In the marine ecosystem, small living creatures, called microbes, make up the bulk of the ocean's biodiversity and over half of its biomass. But much less is known about viruses – genetic information packets that reproduce in other living creatures – that exist in the oceans. Scientists have begun to explore the marine viral community, its diversity and its function, especially how it affects microbes. On Thursday, they announced the creation of a huge global catalog of marine viruses, which marks an important step in answering many of these questions.
"Expands our knowledge of what the biological beings of our planet are," said Ann Grigory, author of a study and post-doctorate at VIB-KU Leuven in Belgium.

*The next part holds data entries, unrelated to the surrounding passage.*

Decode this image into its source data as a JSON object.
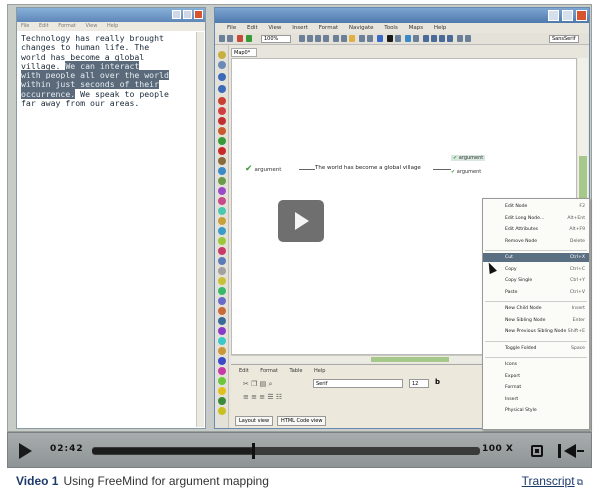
{
  "notepad": {
    "title": "",
    "menu": [
      "File",
      "Edit",
      "Format",
      "View",
      "Help"
    ],
    "lines": [
      {
        "text": "Technology has really brought",
        "hl": false
      },
      {
        "text": "changes to human life. The",
        "hl": false
      },
      {
        "text": "world has become a global",
        "hl": false
      },
      {
        "text": "village. ",
        "hl": false,
        "hl_tail": "We can interact"
      },
      {
        "text": "",
        "hl": true,
        "hl_tail": "with people all over the world"
      },
      {
        "text": "",
        "hl": true,
        "hl_tail": "within just seconds of their"
      },
      {
        "text": "",
        "hl": true,
        "hl_tail": "occurrence.",
        "tail": " We speak to people"
      },
      {
        "text": "far away from our areas.",
        "hl": false
      }
    ]
  },
  "freemind": {
    "title": "",
    "menu": [
      "File",
      "Edit",
      "View",
      "Insert",
      "Format",
      "Navigate",
      "Tools",
      "Maps",
      "Help"
    ],
    "zoom": "100%",
    "font": "SansSerif",
    "tab": "Map0*",
    "nodes": {
      "left": "argument",
      "main": "The world has become a global village",
      "right1": "argument",
      "right2": "argument"
    },
    "note_menu": [
      "Edit",
      "Format",
      "Table",
      "Help"
    ],
    "note_font": "Serif",
    "note_size": "12",
    "note_bold": "b",
    "tabs": [
      "Layout view",
      "HTML Code view"
    ]
  },
  "context_menu": [
    {
      "label": "Edit Node",
      "key": "F2"
    },
    {
      "label": "Edit Long Node...",
      "key": "Alt+Ent"
    },
    {
      "label": "Edit Attributes",
      "key": "Alt+F9"
    },
    {
      "label": "Remove Node",
      "key": "Delete"
    },
    {
      "sep": true
    },
    {
      "label": "Cut",
      "key": "Ctrl+X",
      "selected": true
    },
    {
      "label": "Copy",
      "key": "Ctrl+C"
    },
    {
      "label": "Copy Single",
      "key": "Ctrl+Y"
    },
    {
      "label": "Paste",
      "key": "Ctrl+V"
    },
    {
      "sep": true
    },
    {
      "label": "New Child Node",
      "key": "Insert"
    },
    {
      "label": "New Sibling Node",
      "key": "Enter"
    },
    {
      "label": "New Previous Sibling Node",
      "key": "Shift+E"
    },
    {
      "sep": true
    },
    {
      "label": "Toggle Folded",
      "key": "Space"
    },
    {
      "sep": true
    },
    {
      "label": "Icons",
      "key": ""
    },
    {
      "label": "Export",
      "key": ""
    },
    {
      "label": "Format",
      "key": ""
    },
    {
      "label": "Insert",
      "key": ""
    },
    {
      "label": "Physical Style",
      "key": ""
    }
  ],
  "player": {
    "play_icon": "play-icon",
    "time": "02:42",
    "progress": 0.415,
    "speed": "100 X",
    "fullscreen_icon": "fullscreen-icon",
    "volume_icon": "volume-icon"
  },
  "caption": {
    "label": "Video 1",
    "text": "Using FreeMind for argument mapping",
    "transcript": "Transcript",
    "transcript_icon": "external-link-icon"
  },
  "colors": {
    "accent": "#1d3a6b",
    "highlight": "#5a6a7a",
    "selected": "#5a6f82",
    "scroll_thumb": "#a6c88a"
  }
}
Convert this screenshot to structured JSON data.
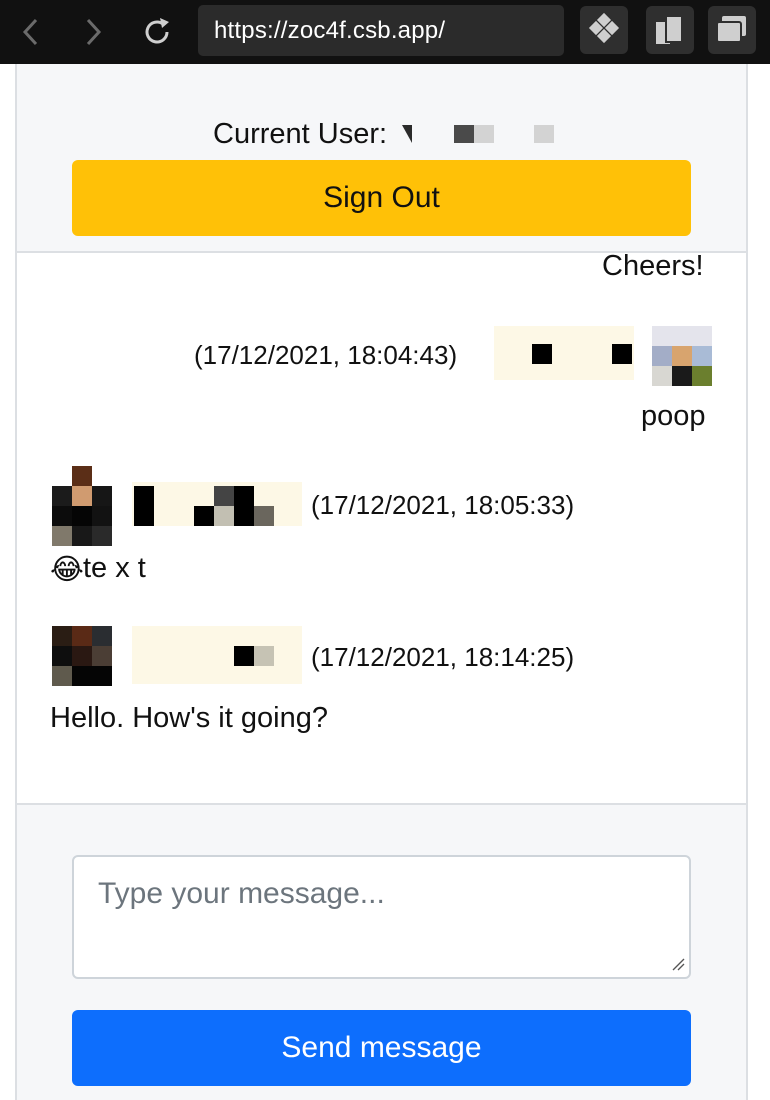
{
  "browser": {
    "url": "https://zoc4f.csb.app/",
    "back_icon": "chevron-left-icon",
    "forward_icon": "chevron-right-icon",
    "reload_icon": "reload-icon"
  },
  "header": {
    "current_user_label": "Current User:",
    "sign_out_label": "Sign Out",
    "sign_out_color": "#ffc107"
  },
  "messages": [
    {
      "side": "right",
      "text": "Cheers!"
    },
    {
      "side": "right",
      "timestamp": "(17/12/2021, 18:04:43)",
      "text": "poop"
    },
    {
      "side": "left",
      "timestamp": "(17/12/2021, 18:05:33)",
      "emoji": "😂",
      "text": "te x t"
    },
    {
      "side": "left",
      "timestamp": "(17/12/2021, 18:14:25)",
      "text": "Hello. How's it going?"
    }
  ],
  "composer": {
    "placeholder": "Type your message...",
    "value": "",
    "send_label": "Send message",
    "send_color": "#0d6efd"
  }
}
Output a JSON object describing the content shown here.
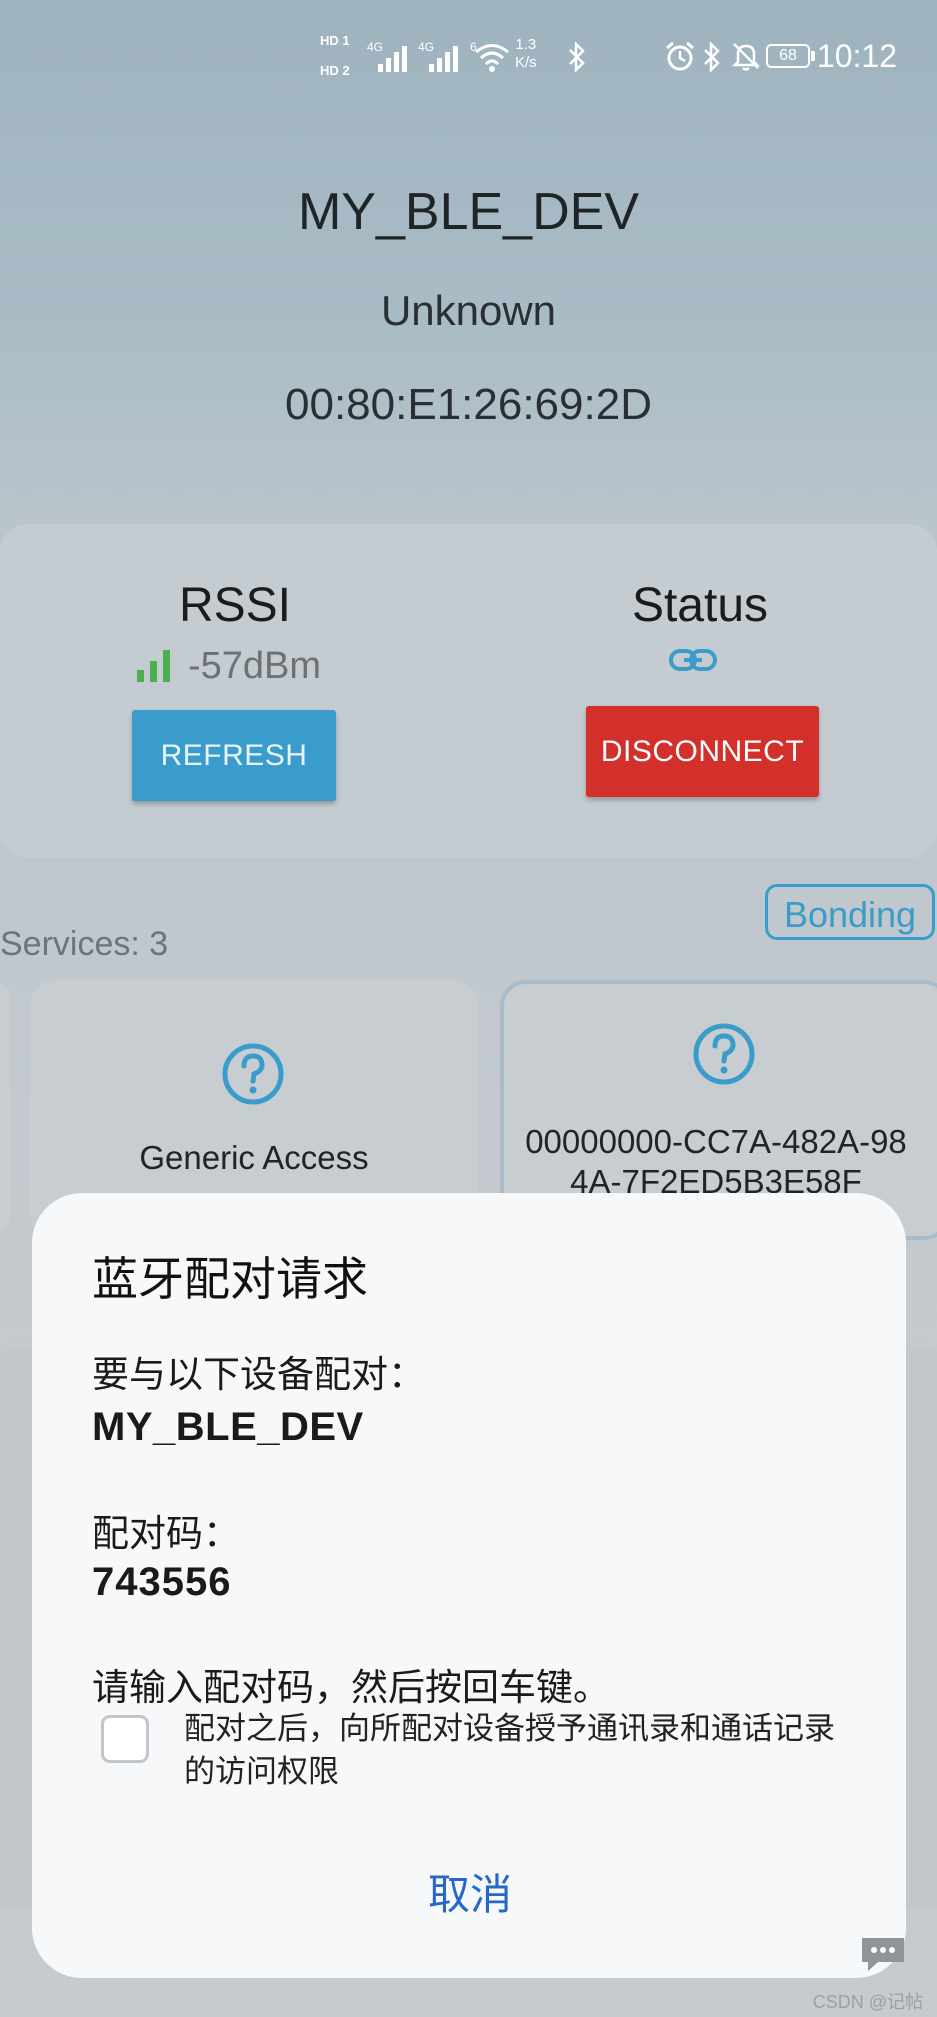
{
  "status_bar": {
    "sim1_label": "HD 1",
    "sim2_label": "HD 2",
    "net1": "4G",
    "net2": "4G",
    "wifi_gen": "6",
    "speed_value": "1.3",
    "speed_unit": "K/s",
    "battery": "68",
    "time": "10:12",
    "icons": [
      "signal-icon",
      "wifi-icon",
      "bluetooth-icon",
      "alarm-icon",
      "mute-icon",
      "battery-icon"
    ]
  },
  "device": {
    "name": "MY_BLE_DEV",
    "type": "Unknown",
    "address": "00:80:E1:26:69:2D"
  },
  "info_card": {
    "rssi_title": "RSSI",
    "rssi_value": "-57dBm",
    "status_title": "Status",
    "refresh_label": "REFRESH",
    "disconnect_label": "DISCONNECT",
    "accent_color": "#3a9ccb",
    "danger_color": "#d3302b",
    "signal_color": "#4caf50"
  },
  "bonding_label": "Bonding",
  "services_label": "Services: 3",
  "services": [
    {
      "label": "Generic Access",
      "icon": "question-icon"
    },
    {
      "label_line1": "00000000-CC7A-482A-98",
      "label_line2": "4A-7F2ED5B3E58F",
      "icon": "question-icon"
    }
  ],
  "dialog": {
    "title": "蓝牙配对请求",
    "pair_with_label": "要与以下设备配对：",
    "device_name": "MY_BLE_DEV",
    "code_label": "配对码：",
    "code": "743556",
    "instruction": "请输入配对码，然后按回车键。",
    "checkbox_text": "配对之后，向所配对设备授予通讯录和通话记录的访问权限",
    "checkbox_checked": false,
    "cancel_label": "取消"
  },
  "watermark": "CSDN @记帖"
}
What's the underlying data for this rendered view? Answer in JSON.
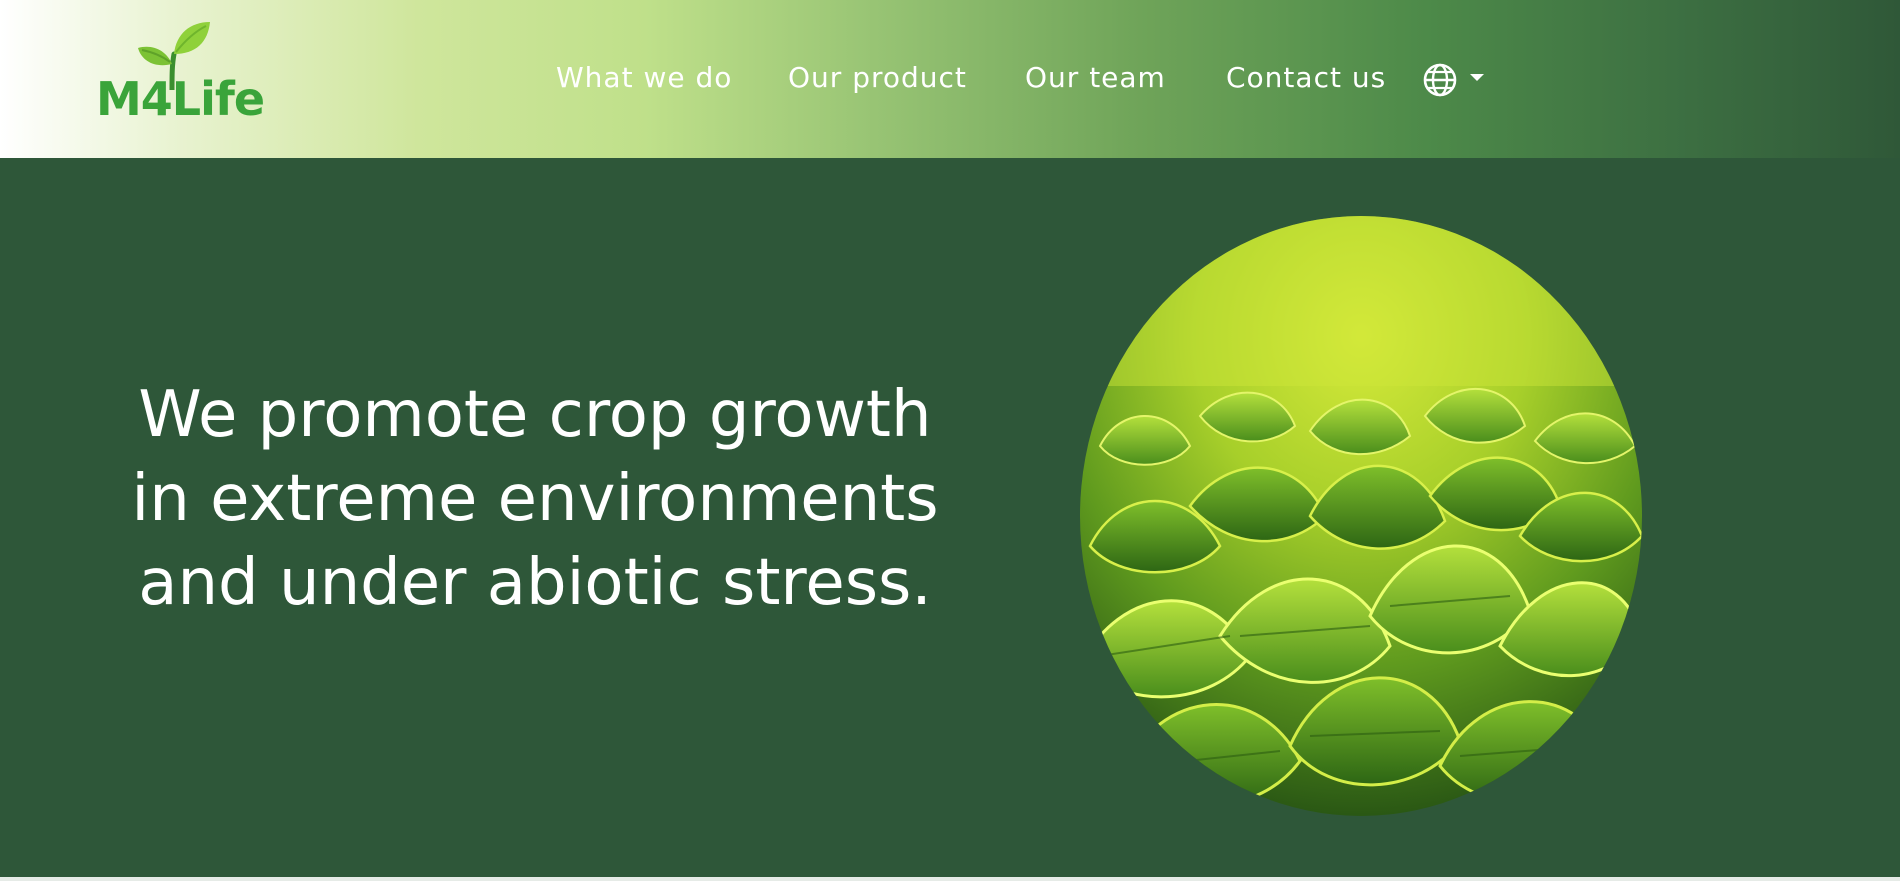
{
  "brand": {
    "logo_text": "M4Life",
    "logo_color": "#3aa43a",
    "sprout_color": "#8fd13a"
  },
  "nav": {
    "items": [
      {
        "label": "What we do"
      },
      {
        "label": "Our product"
      },
      {
        "label": "Our team"
      },
      {
        "label": "Contact us"
      }
    ],
    "language_icon": "globe-icon"
  },
  "hero": {
    "headline": "We promote crop growth in extreme environments and under abiotic stress.",
    "image_subject": "green-crop-leaves"
  },
  "colors": {
    "background": "#2e5739",
    "text": "#ffffff",
    "header_gradient_start": "#ffffff",
    "header_gradient_mid": "#bfe08a",
    "header_gradient_end": "#2f5838"
  }
}
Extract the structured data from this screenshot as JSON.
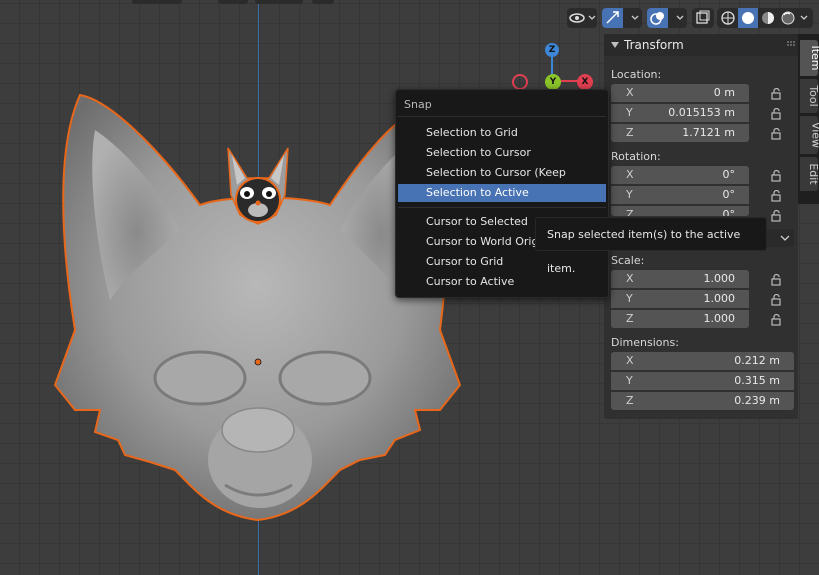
{
  "snap_menu": {
    "title": "Snap",
    "items": [
      {
        "label": "Selection to Grid"
      },
      {
        "label": "Selection to Cursor"
      },
      {
        "label": "Selection to Cursor (Keep Offset)"
      },
      {
        "label": "Selection to Active"
      },
      {
        "label": "Cursor to Selected"
      },
      {
        "label": "Cursor to World Origin"
      },
      {
        "label": "Cursor to Grid"
      },
      {
        "label": "Cursor to Active"
      }
    ]
  },
  "tooltip": "Snap selected item(s) to the active item.",
  "gizmo": {
    "z": "Z",
    "y": "Y",
    "x": "X"
  },
  "panel": {
    "title": "Transform",
    "location": {
      "label": "Location:",
      "x": "0 m",
      "y": "0.015153 m",
      "z": "1.7121 m"
    },
    "rotation": {
      "label": "Rotation:",
      "x": "0°",
      "y": "0°",
      "z": "0°"
    },
    "scale": {
      "label": "Scale:",
      "x": "1.000",
      "y": "1.000",
      "z": "1.000"
    },
    "dimensions": {
      "label": "Dimensions:",
      "x": "0.212 m",
      "y": "0.315 m",
      "z": "0.239 m"
    },
    "axis": {
      "x": "X",
      "y": "Y",
      "z": "Z"
    }
  },
  "tabs": [
    {
      "label": "Item"
    },
    {
      "label": "Tool"
    },
    {
      "label": "View"
    },
    {
      "label": "Edit"
    }
  ],
  "colors": {
    "accent": "#4772b3",
    "selection_outline": "#e8671a",
    "gizmo_x": "#e04050",
    "gizmo_y": "#8bc42a",
    "gizmo_z": "#3d86d6"
  }
}
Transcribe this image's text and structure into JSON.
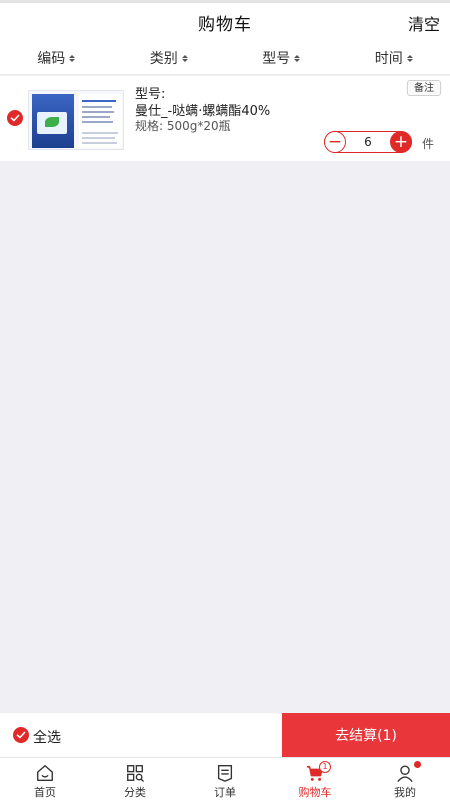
{
  "header": {
    "title": "购物车",
    "clear_label": "清空"
  },
  "sort_bar": {
    "items": [
      {
        "label": "编码"
      },
      {
        "label": "类别"
      },
      {
        "label": "型号"
      },
      {
        "label": "时间"
      }
    ]
  },
  "cart": {
    "items": [
      {
        "checked": true,
        "type_label": "型号:",
        "name": "曼仕_-哒螨·螺螨酯40%",
        "spec": "规格:  500g*20瓶",
        "remark_label": "备注",
        "quantity": "6",
        "unit": "件",
        "minus_icon": "minus-icon",
        "plus_icon": "plus-icon",
        "image_icon": "product-image"
      }
    ]
  },
  "bottom_bar": {
    "select_all_label": "全选",
    "select_all_checked": true,
    "checkout_label": "去结算(1)"
  },
  "tabbar": {
    "tabs": [
      {
        "label": "首页",
        "icon": "home-icon"
      },
      {
        "label": "分类",
        "icon": "category-icon"
      },
      {
        "label": "订单",
        "icon": "order-icon"
      },
      {
        "label": "购物车",
        "icon": "cart-icon",
        "active": true,
        "badge": "1"
      },
      {
        "label": "我的",
        "icon": "user-icon",
        "dot": true
      }
    ]
  },
  "colors": {
    "accent": "#e02a2a",
    "checkout_bg": "#e8363b",
    "page_bg": "#efeff4"
  }
}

The data comes from 146 samples taken on several expeditions on board the Croatian Tara, including 41 trips from 2013 to the Arctic Ocean. Researchers must first determine whether the genetic material in the sample is viral or not, with different bioinformation tools comparing it to known viruses, said co-author Ahmed Zayed, a student at Ohio State University. They then compare the strands of DNA with each other to divide them into viral populations.
The analysis revealed 195,728 virus populations, 12 times the previous analysis of a smaller set of data, according to a report published in Cell. It has been more closely understood that these populations appear to be stacked in five meta-communities that researchers call ecological zones: the Arctic; Antarctica; deeper than 2000 meters; 150-1000 meters; and moderate / tropical waters with a depth of 0 to 150 meters. Perhaps surprisingly, latitude does not provide for viral diversity.
This is an exciting job. Microbes are perhaps the key engines of biochemical processes in the ocean, and microbes are infected with viruses. "I think people know that viral diversity far exceeds that of huge microbial diversity," said Allison Buchan, a professor at the University of Tennessee, Knoxville. "But there has not been a large number of studies that have attempted to determine the extent of this diversity."
What do you do with such a large set of data? Most of all, you're exploring it to try to better understand the roles of all these viruses. Similar to how rabies virus can increase the aggression of the infected animal to facilitate transmission, perhaps some of these viruses are important to chemical processes in the ocean. Many of them also lead to the death of microbes. And perhaps this huge new stock of genetic information contains something that will be useful to people.
"Maybe you can dig it for new genes," Gregory said. Let the researchers discover new antibiotics that use this genetic information.
This data set is certainly not exhaustive, Gregory and Zayed warn. It only includes viruses that contain DNA, not those containing RNA (somewhat simple, the DNA is composed of a pair of complementary strands of genetic material, whereas the RNA consists of one strand). Bukan also noted that this was rather a snapshot. Six months later, they may have gathered different results, she said.
This study is a great reminder that as we know about Earth's life, the oceans remain filled with unknowns.